Today’s reading: 1 Kings 21-22.
Repentance is a change of heart that leads to a change of direction. It’s a turn in the road, leading you away from the path you were taking. It involves the confession of guilt and the commitment to do what’s right rather than continuing in error. Repentance is foundational to our relationship with God. Without the possibility of repentance there could be no escape from sin and no return to a right relationship with the LORD.
But we struggle with the possibility of repentance for some. Can a serial killer repent? Could someone like Hitler change their heart and find God? We question the validity of deathbed confessions. We wonder if some sins aren’t too shameful to be forgiven.
King Ahab would come in high on the list of those whose sins seem too terrible.

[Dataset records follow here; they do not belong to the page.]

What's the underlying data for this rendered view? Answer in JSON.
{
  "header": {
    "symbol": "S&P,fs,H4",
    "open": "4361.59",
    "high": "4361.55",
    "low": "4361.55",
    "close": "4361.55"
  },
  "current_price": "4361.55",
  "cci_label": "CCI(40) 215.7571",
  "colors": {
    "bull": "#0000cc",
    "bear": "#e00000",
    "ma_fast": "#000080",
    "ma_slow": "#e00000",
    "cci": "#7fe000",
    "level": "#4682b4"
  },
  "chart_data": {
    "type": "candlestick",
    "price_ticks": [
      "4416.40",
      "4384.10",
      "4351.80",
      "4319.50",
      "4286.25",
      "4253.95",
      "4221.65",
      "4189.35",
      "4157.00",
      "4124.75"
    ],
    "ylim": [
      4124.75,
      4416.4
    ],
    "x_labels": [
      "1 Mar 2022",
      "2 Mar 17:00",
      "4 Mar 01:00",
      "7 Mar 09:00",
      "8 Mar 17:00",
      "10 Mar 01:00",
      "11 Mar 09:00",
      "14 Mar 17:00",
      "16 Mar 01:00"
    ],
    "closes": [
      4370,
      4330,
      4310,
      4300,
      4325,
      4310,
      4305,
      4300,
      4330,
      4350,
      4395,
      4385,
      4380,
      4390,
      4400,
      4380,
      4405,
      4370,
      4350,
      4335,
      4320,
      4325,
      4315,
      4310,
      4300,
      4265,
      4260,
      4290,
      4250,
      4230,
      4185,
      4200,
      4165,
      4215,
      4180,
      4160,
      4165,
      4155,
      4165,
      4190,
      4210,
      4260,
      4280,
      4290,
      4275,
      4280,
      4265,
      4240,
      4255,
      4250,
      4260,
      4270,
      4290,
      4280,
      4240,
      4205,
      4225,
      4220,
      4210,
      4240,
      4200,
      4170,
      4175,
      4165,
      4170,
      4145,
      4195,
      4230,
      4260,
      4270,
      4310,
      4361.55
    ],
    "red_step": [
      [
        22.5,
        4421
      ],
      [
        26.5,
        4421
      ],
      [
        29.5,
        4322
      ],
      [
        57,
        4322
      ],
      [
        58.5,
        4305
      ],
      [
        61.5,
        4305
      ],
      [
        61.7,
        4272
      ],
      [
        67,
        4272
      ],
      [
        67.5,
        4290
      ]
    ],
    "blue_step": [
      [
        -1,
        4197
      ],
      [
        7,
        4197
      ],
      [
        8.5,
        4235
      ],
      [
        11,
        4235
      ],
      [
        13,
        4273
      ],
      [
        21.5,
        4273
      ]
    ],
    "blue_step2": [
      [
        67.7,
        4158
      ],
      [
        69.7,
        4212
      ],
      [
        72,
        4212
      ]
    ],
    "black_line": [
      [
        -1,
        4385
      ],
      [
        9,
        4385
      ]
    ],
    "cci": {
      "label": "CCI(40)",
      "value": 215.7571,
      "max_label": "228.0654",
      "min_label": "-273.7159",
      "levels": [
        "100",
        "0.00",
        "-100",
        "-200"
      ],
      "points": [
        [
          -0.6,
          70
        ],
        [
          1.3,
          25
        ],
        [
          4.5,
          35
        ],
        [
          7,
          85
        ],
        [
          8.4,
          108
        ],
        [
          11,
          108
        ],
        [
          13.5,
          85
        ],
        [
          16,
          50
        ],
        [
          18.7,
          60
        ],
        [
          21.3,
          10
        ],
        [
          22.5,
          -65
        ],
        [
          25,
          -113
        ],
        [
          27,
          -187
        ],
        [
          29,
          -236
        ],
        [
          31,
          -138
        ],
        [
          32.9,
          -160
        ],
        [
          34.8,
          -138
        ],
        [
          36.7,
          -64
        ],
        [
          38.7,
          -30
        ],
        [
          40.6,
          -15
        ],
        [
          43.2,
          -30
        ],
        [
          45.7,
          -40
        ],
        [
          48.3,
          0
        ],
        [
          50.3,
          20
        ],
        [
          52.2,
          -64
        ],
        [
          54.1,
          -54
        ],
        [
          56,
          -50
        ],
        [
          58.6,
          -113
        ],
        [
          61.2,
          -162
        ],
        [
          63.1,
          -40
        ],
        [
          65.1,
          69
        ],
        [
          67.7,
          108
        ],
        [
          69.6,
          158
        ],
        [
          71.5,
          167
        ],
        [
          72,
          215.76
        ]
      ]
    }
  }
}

First Kings says “there was never a man like Ahab who sold himself to do evil” and “behaved in the vilest manner.” To drive home the point the Bible tells the story of Ahab’s treachery in dealing with his own neighbor, Naboth. Naboth owned a little piece of land near Ahab’s palace, and Ahab wanted it badly. Naboth wouldn’t sell no matter what the king offered because he knew the Law forbade him to sell it to someone from another tribe (Numbers 36:7). When his pouting prompted Jezebel to promise she’d take care of Naboth, Ahab did nothing to stop her. Naboth was soon falsely accused and executed, and Ahab was only too happy to take possession of his little piece of land.
Then Elijah shows up with the harshest condemnation and the promise of terrible retribution, the bread-and-butter message of any prophet, and Elijah had the chops to deliver it. From what we’ve learned about Ahab up until now, we would expect him to turn his armed men loose on the prophet, but something strange happened instead.
When Ahab heard these words, he tore his clothes, put on sackcloth and fasted. He lay in sackcloth and went around meekly. Then the word of the LORD came to Elijah the Tishbite: “Have you noticed how Ahab has humbled himself before me? Because he has humbled himself, I will not bring this disaster in his day, but I will bring it on his house in the days of his son.” 1 Kings 21:27-29
Wicked and vile Ahab repented. You may doubt the sincerity of his change of heart, but God didn’t. The external evidence of his repentance was clear: fasting, lying down rather than performing his usual duties, and walking around softly with quiet steps. God could also see what men could not see: the interior condition of his heart.
As for me, I’m elated to see that God accepted Ahab’s repentance. If Ahab can be forgiven, anyone can be forgiven, and anyone includes me. I don’t know where you stand today, but take heart from the example of Ahab. If you have already repented and received forgiveness, rejoice in the confidence of your right standing with God. If you have never believed that God could forgive your terrible sins, be amazed at the limitless grace of the LORD who forgives all Ahabs who come to him with sincere sorrow. On this Good Friday, marvel at the wonderful efficacy of Jesus’ provision on the cross. God gave his only son that whosoever believes in him, whosoever repents, may have eternal life.
Image by Eddie~S on Flickr, CC by 2.0